ERIC Number: ED368171
Record Type: RIE
Publication Date: 1993-Sep
Reference Count: N/A
Sumerian: The Descendant of a Proto-Historical Creole? An Alternative Approach to the "Sumerian Problem." ROLIG-papir 51.

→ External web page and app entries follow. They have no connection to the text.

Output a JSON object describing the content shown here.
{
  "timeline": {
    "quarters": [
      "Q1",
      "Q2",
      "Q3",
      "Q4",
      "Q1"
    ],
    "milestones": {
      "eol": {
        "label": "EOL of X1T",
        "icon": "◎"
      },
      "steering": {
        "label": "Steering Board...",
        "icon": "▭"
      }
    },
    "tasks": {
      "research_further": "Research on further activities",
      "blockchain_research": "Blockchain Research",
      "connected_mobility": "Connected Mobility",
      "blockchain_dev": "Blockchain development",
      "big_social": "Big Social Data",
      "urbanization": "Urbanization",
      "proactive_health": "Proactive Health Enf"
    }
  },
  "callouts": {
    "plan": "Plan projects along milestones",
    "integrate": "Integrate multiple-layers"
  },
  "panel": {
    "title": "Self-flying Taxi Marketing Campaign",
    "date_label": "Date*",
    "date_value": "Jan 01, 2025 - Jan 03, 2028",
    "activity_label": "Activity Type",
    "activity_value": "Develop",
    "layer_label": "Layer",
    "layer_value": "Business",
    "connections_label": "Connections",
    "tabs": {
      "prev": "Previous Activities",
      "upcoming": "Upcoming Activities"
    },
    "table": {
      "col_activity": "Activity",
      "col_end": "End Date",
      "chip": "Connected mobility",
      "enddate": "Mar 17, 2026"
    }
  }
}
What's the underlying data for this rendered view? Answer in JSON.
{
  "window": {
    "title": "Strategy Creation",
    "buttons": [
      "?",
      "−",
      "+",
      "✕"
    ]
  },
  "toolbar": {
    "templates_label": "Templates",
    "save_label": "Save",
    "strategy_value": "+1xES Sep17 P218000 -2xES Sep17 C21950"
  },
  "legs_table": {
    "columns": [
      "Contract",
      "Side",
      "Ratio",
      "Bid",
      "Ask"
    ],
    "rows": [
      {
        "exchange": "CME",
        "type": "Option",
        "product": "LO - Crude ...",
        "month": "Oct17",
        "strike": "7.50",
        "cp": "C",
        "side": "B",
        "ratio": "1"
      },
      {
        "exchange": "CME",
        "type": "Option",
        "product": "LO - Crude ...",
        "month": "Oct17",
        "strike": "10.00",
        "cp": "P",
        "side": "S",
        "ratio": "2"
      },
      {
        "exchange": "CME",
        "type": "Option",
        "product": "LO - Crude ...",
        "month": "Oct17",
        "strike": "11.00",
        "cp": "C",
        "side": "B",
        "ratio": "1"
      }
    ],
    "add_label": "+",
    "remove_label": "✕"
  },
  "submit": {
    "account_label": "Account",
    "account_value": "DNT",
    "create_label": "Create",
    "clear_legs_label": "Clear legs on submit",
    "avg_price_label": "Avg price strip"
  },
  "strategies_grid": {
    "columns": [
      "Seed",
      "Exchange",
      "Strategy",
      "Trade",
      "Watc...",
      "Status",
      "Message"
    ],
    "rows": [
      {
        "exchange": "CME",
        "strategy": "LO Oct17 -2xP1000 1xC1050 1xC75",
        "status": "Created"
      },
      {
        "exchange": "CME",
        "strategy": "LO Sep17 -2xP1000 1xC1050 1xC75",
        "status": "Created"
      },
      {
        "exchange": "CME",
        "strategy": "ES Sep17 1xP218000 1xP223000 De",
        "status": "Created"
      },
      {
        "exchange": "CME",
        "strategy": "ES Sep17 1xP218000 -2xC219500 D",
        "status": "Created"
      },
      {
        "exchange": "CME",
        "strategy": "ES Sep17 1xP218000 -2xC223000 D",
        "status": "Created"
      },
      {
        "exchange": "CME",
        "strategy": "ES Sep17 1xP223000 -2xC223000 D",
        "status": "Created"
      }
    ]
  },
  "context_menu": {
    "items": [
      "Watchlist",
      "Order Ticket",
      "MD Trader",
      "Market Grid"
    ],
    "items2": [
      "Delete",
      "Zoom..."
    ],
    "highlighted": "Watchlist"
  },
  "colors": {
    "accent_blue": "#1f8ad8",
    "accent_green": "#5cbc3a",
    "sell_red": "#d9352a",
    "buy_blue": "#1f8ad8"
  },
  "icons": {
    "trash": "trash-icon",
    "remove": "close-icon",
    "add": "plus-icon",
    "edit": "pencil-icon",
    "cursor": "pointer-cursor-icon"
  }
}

Problems in determining the origins of Sumerian, an ancient language, are described, and an alternative approach is examined. Sumerian was spoken in southern Iraq in the third millennium B.C. and later used by Babylonian and Assyrian scribes as a classical language. While early texts in Sumerian are considered a better reflection of the original language than are more recent texts, they offer no compelling evidence of the language's identity and the cuneiform in which they are written gives limited information about grammar, pronunciation, and vocabulary. The language was also linguistically isolated despite its historical importance. It is proposed that the Sumerian language may have evolved from a creole language in southern Iraq in the mid- to late fourth millennium B.C. Supporting evidence is drawn from written Sumerian text forms and from the evolution of other pidgins and creoles. Specific aspects of pidginization and creolization considered include common patterns in phonology, lexicon, sentence structure, gender and animacy, noun and nominal chain, adjectives, ergativity, verbs, and a number of minor features. Evidence of a pre-Sumerian form is also considered. This perspective is offered not as a final solution but as providing some insight into interpretation of Sumerian. (Contains 79 references.) (MSE)
Descriptors: Creoles, Diachronic Linguistics, Foreign Countries, Language Classification, Language Patterns, Linguistic Theory, Pidgins, Uncommonly Taught Languages, Written Language
ROLIG, hus 03.2.4, RUC, Postbox 260, 4000 Roskilde, Denmark.
Publication Type: Reports - Evaluative
Education Level: N/A
Authoring Institution: Roskilde Univ. Center (Denmark).